### Your objective
The lines to copy are those with "datetime" in them. Pull each one from the entries below.

### Data
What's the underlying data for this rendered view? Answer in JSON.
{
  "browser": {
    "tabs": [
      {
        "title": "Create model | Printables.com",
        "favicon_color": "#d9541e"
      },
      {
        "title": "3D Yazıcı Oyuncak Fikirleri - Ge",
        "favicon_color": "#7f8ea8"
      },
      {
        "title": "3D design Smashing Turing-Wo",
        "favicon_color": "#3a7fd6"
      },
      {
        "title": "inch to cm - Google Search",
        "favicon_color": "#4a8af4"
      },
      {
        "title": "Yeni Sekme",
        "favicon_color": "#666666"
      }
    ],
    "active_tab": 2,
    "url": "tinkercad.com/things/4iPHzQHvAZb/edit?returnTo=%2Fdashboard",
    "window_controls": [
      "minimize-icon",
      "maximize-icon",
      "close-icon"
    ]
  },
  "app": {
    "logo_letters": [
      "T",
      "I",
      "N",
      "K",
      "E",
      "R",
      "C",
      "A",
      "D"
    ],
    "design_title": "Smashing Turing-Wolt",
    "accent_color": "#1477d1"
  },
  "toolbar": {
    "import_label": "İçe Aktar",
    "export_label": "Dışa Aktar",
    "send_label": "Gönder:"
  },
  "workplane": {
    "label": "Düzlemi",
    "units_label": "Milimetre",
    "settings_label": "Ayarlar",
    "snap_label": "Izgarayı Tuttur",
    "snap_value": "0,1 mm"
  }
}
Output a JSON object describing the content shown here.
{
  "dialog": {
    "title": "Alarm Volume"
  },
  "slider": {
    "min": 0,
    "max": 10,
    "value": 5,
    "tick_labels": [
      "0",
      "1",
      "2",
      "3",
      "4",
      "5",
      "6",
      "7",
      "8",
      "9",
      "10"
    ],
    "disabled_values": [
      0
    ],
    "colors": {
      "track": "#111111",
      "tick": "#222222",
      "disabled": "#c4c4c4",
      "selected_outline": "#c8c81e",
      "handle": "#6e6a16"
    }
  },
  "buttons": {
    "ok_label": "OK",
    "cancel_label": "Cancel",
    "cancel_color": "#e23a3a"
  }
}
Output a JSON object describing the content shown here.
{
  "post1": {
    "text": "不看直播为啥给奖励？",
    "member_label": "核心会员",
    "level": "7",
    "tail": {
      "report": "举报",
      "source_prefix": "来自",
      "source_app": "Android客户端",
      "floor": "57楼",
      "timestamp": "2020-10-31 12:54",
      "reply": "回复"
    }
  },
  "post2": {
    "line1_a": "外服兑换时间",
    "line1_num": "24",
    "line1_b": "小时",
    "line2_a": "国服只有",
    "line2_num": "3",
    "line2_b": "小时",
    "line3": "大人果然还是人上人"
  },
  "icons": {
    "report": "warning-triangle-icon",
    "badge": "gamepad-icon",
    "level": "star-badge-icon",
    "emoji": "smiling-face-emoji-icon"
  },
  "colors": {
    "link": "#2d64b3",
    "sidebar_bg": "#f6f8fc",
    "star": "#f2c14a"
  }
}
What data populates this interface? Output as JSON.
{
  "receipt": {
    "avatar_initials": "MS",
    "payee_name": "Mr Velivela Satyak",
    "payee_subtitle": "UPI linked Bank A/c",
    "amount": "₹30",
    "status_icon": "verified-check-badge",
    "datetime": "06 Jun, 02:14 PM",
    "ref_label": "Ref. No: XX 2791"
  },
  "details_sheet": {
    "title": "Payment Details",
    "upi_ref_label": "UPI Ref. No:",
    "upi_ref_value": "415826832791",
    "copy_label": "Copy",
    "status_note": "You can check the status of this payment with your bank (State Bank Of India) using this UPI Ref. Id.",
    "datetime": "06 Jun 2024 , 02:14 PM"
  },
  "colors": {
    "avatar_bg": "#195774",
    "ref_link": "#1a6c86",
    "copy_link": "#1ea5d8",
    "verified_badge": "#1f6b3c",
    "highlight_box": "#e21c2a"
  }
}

### Result
    "datetime": "06 Jun, 02:14 PM",
    "datetime": "06 Jun 2024 , 02:14 PM"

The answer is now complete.